--- DATA RECORDS Enclosed Below ---
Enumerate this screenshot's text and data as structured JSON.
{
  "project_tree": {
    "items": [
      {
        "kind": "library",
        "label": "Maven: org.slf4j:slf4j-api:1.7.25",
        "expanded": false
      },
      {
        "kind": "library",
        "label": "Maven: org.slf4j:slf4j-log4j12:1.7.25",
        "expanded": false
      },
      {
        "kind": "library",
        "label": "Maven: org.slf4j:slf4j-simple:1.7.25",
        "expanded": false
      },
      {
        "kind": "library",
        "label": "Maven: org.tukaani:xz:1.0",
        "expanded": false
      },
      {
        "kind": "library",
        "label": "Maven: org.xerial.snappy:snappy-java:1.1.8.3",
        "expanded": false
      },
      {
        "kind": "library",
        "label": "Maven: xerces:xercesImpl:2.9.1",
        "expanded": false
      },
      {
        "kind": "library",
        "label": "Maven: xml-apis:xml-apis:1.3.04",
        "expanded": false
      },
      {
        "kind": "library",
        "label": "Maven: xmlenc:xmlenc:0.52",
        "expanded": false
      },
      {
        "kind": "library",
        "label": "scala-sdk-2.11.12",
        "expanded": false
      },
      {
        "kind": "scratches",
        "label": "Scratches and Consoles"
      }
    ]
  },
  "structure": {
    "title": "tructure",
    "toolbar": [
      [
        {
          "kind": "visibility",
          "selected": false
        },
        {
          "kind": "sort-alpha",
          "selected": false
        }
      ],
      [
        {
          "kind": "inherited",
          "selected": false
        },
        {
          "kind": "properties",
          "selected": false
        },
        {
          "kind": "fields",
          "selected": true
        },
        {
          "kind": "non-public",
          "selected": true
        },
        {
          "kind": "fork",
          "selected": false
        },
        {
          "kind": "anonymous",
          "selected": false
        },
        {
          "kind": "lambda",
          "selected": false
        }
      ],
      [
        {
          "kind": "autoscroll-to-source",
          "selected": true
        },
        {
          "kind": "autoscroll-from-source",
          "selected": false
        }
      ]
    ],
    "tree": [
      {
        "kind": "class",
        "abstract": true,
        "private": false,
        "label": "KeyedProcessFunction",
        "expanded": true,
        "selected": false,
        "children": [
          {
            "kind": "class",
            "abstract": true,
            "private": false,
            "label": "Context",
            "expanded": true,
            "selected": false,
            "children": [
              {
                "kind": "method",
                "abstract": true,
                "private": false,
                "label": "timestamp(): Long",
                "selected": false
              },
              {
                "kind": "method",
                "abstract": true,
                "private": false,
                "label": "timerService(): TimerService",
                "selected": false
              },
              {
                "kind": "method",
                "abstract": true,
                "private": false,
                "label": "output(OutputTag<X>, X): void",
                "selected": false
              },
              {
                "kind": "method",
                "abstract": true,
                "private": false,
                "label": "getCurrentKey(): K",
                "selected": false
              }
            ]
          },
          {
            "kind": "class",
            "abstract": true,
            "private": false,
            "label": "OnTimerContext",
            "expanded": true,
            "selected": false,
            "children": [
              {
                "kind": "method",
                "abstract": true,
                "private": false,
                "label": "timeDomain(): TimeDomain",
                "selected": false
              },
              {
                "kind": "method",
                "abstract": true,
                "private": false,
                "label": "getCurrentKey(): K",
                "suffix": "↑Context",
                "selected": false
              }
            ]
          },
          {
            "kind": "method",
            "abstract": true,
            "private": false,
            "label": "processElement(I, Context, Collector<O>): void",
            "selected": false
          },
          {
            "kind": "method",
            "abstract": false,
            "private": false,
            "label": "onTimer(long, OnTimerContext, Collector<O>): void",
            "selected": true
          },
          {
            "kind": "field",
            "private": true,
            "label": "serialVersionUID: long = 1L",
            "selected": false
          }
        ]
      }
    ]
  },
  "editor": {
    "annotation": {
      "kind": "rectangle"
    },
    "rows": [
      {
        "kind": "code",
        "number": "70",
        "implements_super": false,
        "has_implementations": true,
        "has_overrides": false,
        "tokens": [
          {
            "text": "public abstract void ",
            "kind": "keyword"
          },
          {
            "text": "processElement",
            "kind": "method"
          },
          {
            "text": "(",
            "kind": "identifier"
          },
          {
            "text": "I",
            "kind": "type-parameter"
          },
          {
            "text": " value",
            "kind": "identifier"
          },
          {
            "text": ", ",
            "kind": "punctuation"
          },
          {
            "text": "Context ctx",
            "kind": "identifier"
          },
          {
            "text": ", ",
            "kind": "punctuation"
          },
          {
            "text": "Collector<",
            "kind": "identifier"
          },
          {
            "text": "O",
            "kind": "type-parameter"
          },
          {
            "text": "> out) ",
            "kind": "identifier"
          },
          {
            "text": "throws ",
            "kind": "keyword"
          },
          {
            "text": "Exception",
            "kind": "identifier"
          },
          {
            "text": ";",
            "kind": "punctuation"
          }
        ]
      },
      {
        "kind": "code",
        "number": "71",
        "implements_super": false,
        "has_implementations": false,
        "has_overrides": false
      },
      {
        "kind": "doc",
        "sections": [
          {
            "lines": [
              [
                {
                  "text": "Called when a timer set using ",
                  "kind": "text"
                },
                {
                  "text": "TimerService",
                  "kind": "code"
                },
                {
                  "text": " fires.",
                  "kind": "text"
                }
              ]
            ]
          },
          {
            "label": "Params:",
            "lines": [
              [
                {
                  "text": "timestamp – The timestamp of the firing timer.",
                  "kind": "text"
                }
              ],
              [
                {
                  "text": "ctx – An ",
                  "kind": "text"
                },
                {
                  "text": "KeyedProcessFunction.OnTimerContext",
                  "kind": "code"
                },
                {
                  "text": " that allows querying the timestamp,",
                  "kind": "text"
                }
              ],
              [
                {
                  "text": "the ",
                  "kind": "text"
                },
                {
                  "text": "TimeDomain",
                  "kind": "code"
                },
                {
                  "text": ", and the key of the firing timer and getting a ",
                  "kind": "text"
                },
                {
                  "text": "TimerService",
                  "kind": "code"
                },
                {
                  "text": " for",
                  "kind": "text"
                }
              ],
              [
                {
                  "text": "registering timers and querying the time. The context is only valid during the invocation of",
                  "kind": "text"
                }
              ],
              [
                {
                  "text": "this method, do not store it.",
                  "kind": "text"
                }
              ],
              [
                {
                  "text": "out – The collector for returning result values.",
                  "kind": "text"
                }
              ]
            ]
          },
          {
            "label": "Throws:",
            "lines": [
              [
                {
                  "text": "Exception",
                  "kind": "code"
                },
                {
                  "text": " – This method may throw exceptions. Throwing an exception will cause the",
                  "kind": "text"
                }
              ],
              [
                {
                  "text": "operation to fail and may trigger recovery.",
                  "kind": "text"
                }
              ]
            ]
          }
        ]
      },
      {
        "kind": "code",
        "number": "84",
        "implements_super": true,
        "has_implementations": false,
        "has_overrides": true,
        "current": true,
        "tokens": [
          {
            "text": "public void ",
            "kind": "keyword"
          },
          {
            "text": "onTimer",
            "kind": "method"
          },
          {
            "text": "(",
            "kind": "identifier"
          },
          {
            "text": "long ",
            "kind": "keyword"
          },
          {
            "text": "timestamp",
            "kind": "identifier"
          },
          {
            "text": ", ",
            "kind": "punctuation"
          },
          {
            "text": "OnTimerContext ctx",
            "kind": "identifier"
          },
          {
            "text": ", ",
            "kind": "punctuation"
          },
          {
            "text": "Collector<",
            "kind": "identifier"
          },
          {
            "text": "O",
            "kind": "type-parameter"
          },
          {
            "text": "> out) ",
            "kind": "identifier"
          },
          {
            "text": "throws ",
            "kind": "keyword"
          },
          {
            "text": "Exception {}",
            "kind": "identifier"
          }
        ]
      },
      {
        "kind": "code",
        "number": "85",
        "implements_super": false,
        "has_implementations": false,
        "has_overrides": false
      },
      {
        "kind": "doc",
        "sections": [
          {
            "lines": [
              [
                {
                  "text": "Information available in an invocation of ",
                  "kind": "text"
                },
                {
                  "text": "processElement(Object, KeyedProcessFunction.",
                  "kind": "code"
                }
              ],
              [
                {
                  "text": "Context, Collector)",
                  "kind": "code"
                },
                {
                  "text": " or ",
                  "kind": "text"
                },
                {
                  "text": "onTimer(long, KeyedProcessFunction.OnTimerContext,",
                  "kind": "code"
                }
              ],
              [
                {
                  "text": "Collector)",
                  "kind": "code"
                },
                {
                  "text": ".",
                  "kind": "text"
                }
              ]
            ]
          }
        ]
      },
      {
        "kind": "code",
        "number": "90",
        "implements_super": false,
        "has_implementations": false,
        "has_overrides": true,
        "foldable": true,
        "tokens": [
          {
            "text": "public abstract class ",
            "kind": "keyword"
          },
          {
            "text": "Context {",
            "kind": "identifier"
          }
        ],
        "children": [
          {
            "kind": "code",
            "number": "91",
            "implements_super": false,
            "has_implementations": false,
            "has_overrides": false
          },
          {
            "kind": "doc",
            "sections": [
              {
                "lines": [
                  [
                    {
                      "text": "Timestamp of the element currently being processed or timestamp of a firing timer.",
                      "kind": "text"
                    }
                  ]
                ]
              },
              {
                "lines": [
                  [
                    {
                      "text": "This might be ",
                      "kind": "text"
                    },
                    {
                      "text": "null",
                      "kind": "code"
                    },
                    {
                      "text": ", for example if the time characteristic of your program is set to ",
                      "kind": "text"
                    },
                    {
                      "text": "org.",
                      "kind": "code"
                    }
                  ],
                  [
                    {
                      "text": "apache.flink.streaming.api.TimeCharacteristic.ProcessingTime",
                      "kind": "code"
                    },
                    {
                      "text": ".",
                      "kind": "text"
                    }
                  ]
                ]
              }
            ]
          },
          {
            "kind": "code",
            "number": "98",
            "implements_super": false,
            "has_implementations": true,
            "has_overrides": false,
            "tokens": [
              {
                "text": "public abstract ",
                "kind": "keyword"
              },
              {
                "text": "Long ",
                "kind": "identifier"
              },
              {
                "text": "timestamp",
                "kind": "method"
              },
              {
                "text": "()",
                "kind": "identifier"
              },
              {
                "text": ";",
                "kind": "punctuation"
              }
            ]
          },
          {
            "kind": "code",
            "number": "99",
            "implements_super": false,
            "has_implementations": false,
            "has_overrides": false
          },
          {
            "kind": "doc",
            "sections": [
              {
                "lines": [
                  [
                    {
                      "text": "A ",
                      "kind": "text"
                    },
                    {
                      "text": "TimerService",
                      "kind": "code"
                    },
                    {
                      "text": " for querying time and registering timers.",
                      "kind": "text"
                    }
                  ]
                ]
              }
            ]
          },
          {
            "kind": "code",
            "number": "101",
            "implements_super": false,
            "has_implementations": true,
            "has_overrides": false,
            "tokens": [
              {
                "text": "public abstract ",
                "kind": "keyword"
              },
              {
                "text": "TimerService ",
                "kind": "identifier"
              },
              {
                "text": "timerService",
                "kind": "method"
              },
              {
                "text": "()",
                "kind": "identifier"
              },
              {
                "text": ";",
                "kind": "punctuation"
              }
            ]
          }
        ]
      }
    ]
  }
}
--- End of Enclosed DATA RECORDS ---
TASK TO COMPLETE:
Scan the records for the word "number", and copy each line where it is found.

RESPONSE BOX:
        "number": "70",
        "number": "71",
        "number": "84",
        "number": "85",
        "number": "90",
            "number": "91",
            "number": "98",
            "number": "99",
            "number": "101",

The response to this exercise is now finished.